The image of the hospitality area is one of customers’ machines standing on service trolleys. What does that signify?

Roland Eggenschwiler: The practical benefit for us is the ease of moving the appliances and all accessories smoothly from one stop to the next. 

Manuel Candio: But it’s also symbolic. It tells the customer: ‘Your machine is now safely in our hands, and we’re going to make sure that when you get it back, it will be like new.’ 

 

 

 

 

‘The people who work in the Service Centre are seasoned specialists. Making a show, so to speak, of the repaired machines is a form of appreciation of their work.’
Manuel Candio

Another striking feature is the shelf on which machines are placed after servicing to await collection. What’s the thinking behind this? 

Manuel Candio: The people who work in the Service Centre are seasoned specialists. They focus exclusively on JURA bean-to-cup machines and have worked for the company for an average of 20 years. This makes them the world authorities on the subject. Making a show, so to speak, of the repaired machines is a form of appreciation of their work. 

Roland Eggenschwiler: At the same time, we send a signal to the outside world that we are proud of the work we do. And we’re happy if our customers can continue to enjoy superb coffee from JURA bean-to-cup machines. Seeing their own appliances on the shelf should whet our customers’ appetite for perfect coffee specialities. 

A hospitality area like the new one in our Glass Service Centre is clearly not an off-the-peg solution. How did you turn the plans and drawings into reality?

Manuel Candio: First of all, I’d like to express my warmest thanks to the staff in JURA’s workshops and electrical department. It was their creativity, flair, experience and skill that paved the way to feasible solutions and made all the special effects possible. Then there were all the external partners, who demonstrated enormous attention to detail in turning our ideas into reality. And, when I say ‘our ideas,’ I’m including also our team Ronald Büttler, Frank Bosshard and Michela Pestoni.

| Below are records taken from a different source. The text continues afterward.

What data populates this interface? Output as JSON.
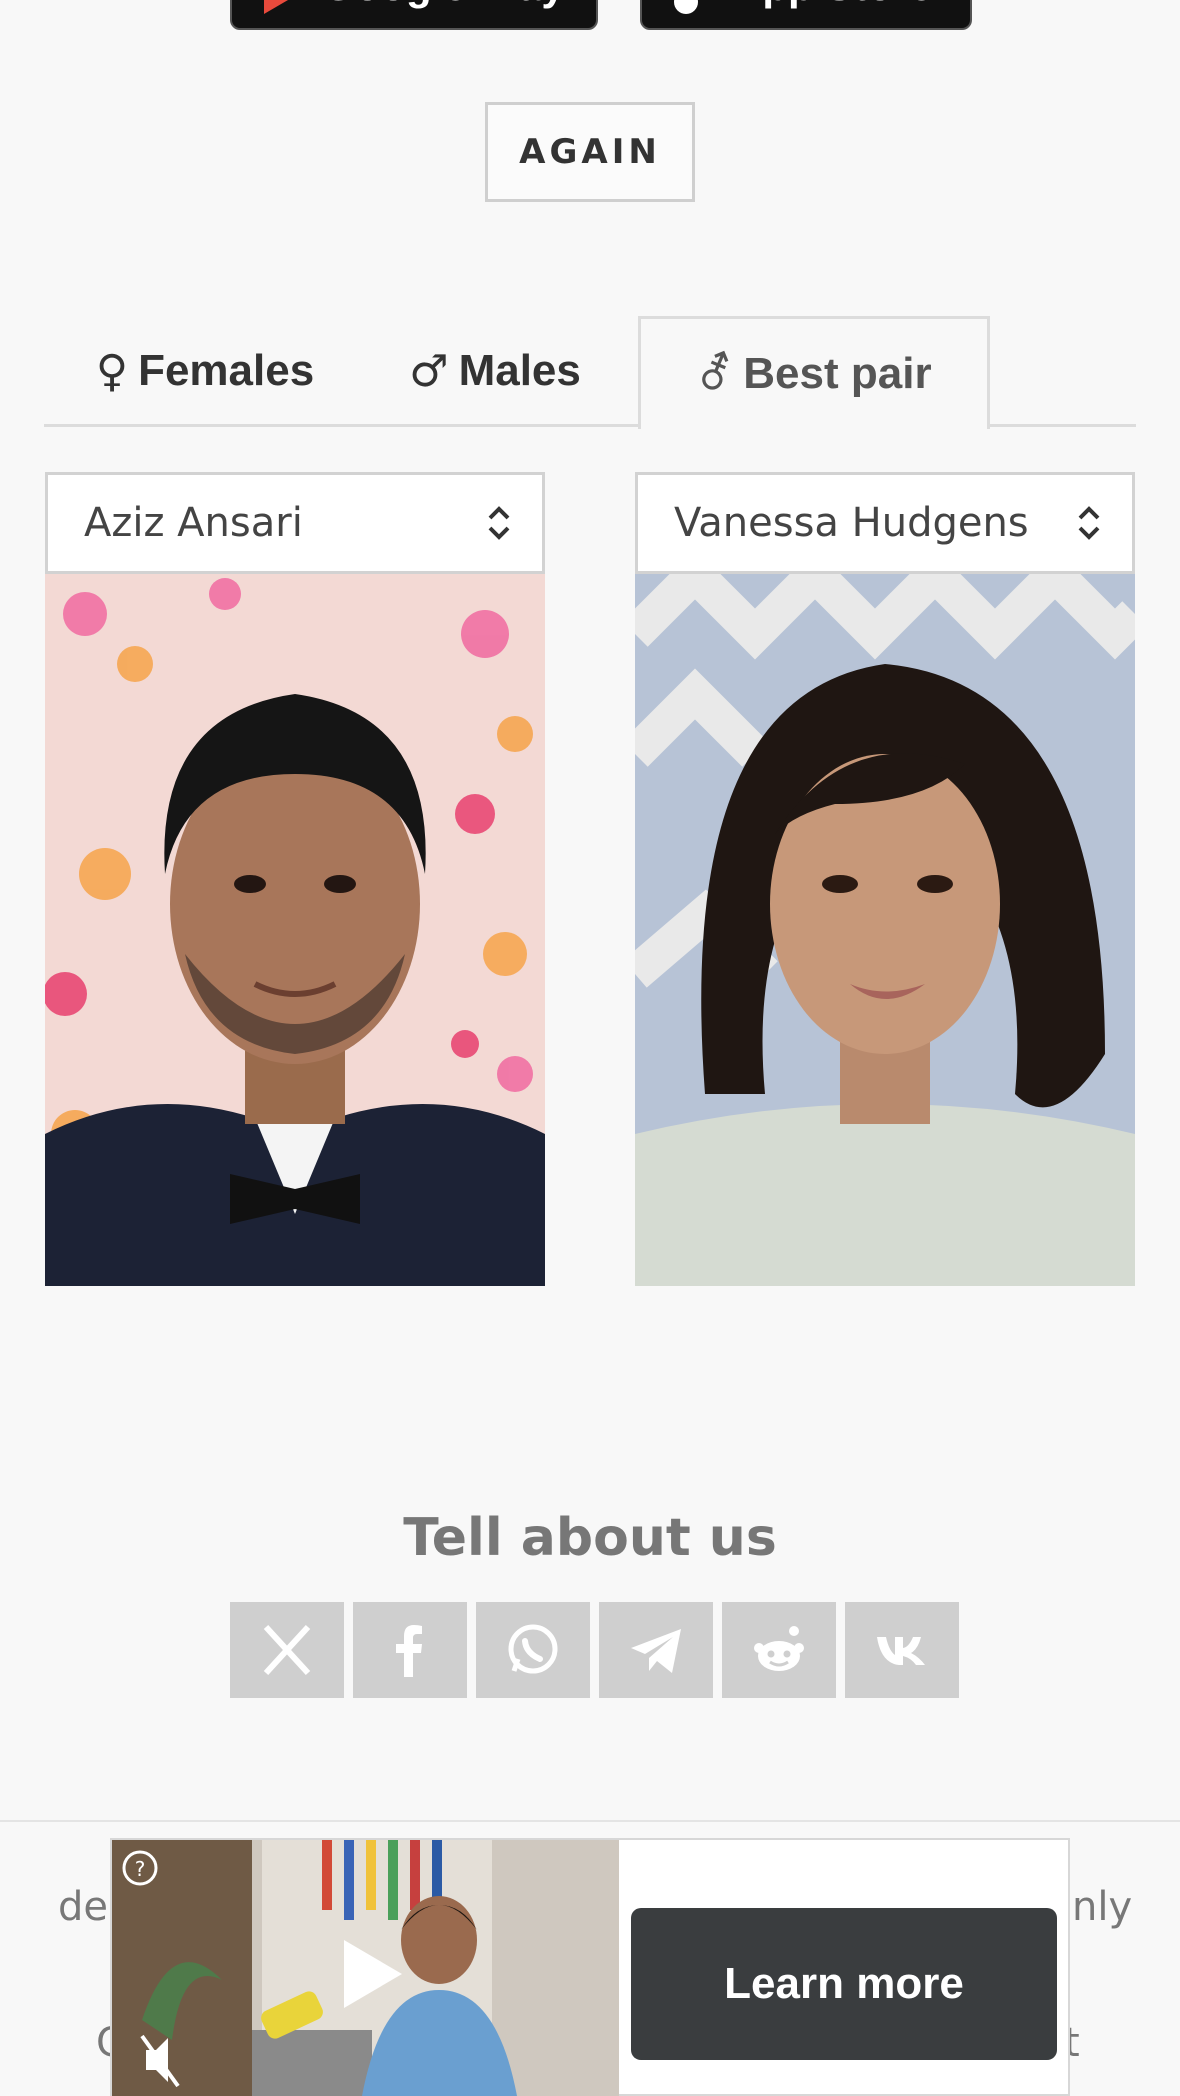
{
  "store_buttons": {
    "google_play": "Google Play",
    "app_store": "App Store"
  },
  "again_label": "AGAIN",
  "tabs": [
    {
      "symbol": "♀",
      "label": "Females"
    },
    {
      "symbol": "♂",
      "label": "Males"
    },
    {
      "symbol": "⚦",
      "label": "Best pair"
    }
  ],
  "pair": {
    "male_name": "Aziz Ansari",
    "female_name": "Vanessa Hudgens"
  },
  "share": {
    "title": "Tell about us",
    "networks": [
      "x-icon",
      "facebook-icon",
      "whatsapp-icon",
      "telegram-icon",
      "reddit-icon",
      "vk-icon"
    ]
  },
  "footer_fragments": {
    "line1_left": "de",
    "line1_right": "nly",
    "line2_left": "C",
    "line2_right": "t"
  },
  "ad": {
    "cta": "Learn more"
  },
  "colors": {
    "background": "#f8f8f8",
    "share_button": "#cfcfcf",
    "ad_button": "#3a3d3f"
  }
}
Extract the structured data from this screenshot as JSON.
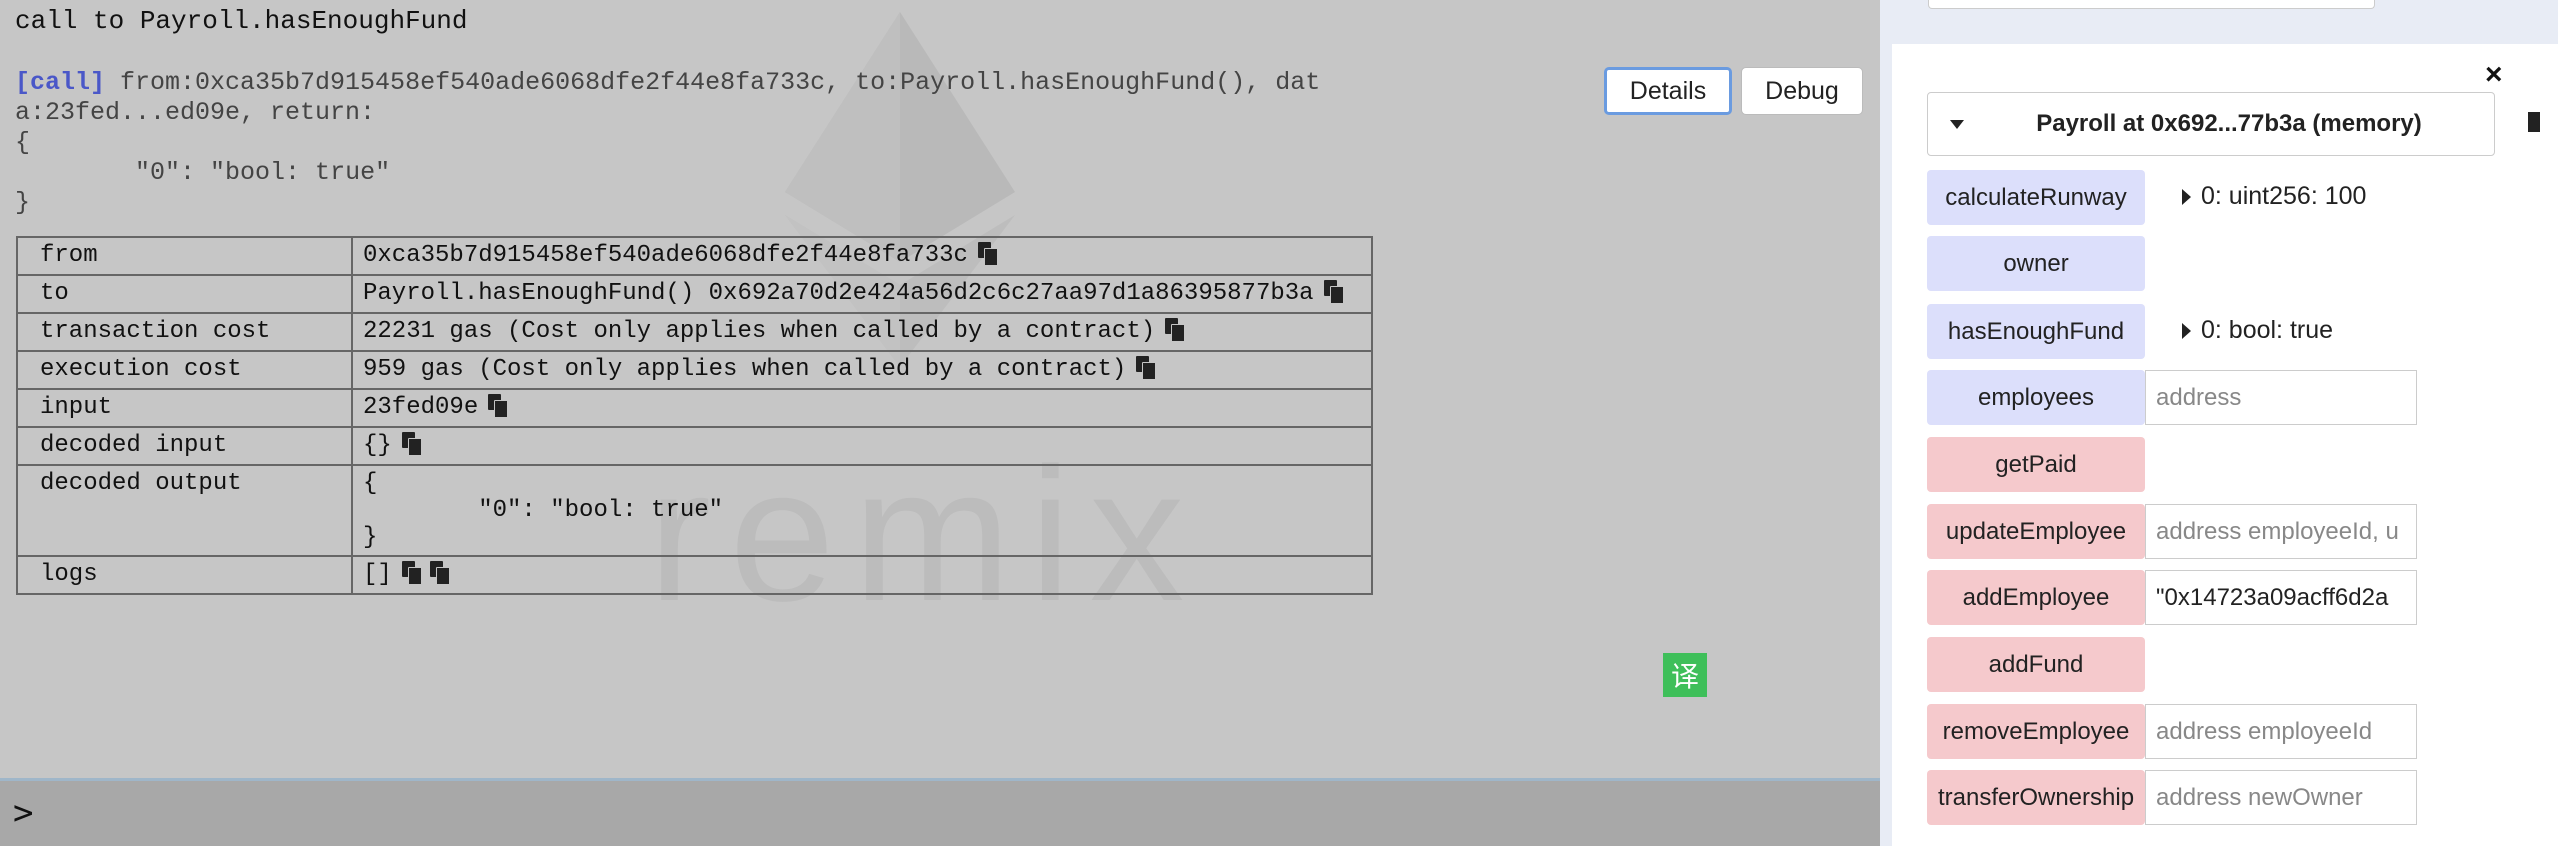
{
  "terminal": {
    "call_title": "call to Payroll.hasEnoughFund",
    "call_tag": "[call]",
    "call_text": " from:0xca35b7d915458ef540ade6068dfe2f44e8fa733c, to:Payroll.hasEnoughFund(), dat\na:23fed...ed09e, return:\n{\n\t\"0\": \"bool: true\"\n}",
    "details_label": "Details",
    "debug_label": "Debug",
    "watermark": "remix",
    "prompt": ">",
    "translate_badge": "译",
    "table": {
      "from_key": "from",
      "from_val": "0xca35b7d915458ef540ade6068dfe2f44e8fa733c",
      "to_key": "to",
      "to_val": "Payroll.hasEnoughFund() 0x692a70d2e424a56d2c6c27aa97d1a86395877b3a",
      "tx_cost_key": "transaction cost",
      "tx_cost_val": "22231 gas (Cost only applies when called by a contract)",
      "exec_cost_key": "execution cost",
      "exec_cost_val": "959 gas (Cost only applies when called by a contract)",
      "input_key": "input",
      "input_val": "23fed09e",
      "decoded_input_key": "decoded input",
      "decoded_input_val": "{}",
      "decoded_output_key": "decoded output",
      "decoded_output_val": "{\n\t\"0\": \"bool: true\"\n}",
      "logs_key": "logs",
      "logs_val": "[]"
    }
  },
  "panel": {
    "close": "×",
    "instance_title": "Payroll at 0x692...77b3a (memory)",
    "functions": [
      {
        "label": "calculateRunway",
        "result": "0: uint256: 100"
      },
      {
        "label": "owner"
      },
      {
        "label": "hasEnoughFund",
        "result": "0: bool: true"
      },
      {
        "label": "employees",
        "placeholder": "address"
      },
      {
        "label": "getPaid"
      },
      {
        "label": "updateEmployee",
        "placeholder": "address employeeId, u"
      },
      {
        "label": "addEmployee",
        "value": "\"0x14723a09acff6d2a"
      },
      {
        "label": "addFund"
      },
      {
        "label": "removeEmployee",
        "placeholder": "address employeeId"
      },
      {
        "label": "transferOwnership",
        "placeholder": "address newOwner"
      }
    ]
  },
  "colors": {
    "terminal_bg": "#c6c6c6",
    "call_tag": "#4a57c8",
    "call_button": "#dcdffb",
    "transact_button": "#f5c9cc",
    "badge": "#3fbf5a"
  }
}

Roland Eggenschwiler:  It’s fascinating how so many specialists from an enormous range of disciplines can be involved in a project like this. Overall, the design-and-build stage took around a year. It was an immensely busy time. The valuable inputs of our staff at service reception, Manuel’s team, our internal experts and our fantastic external partners have resulted in something that sets entirely new standards. Now we can offer the finest hospitality in our sector. Thank you to all concerned.

 

Image: Kurt Pfister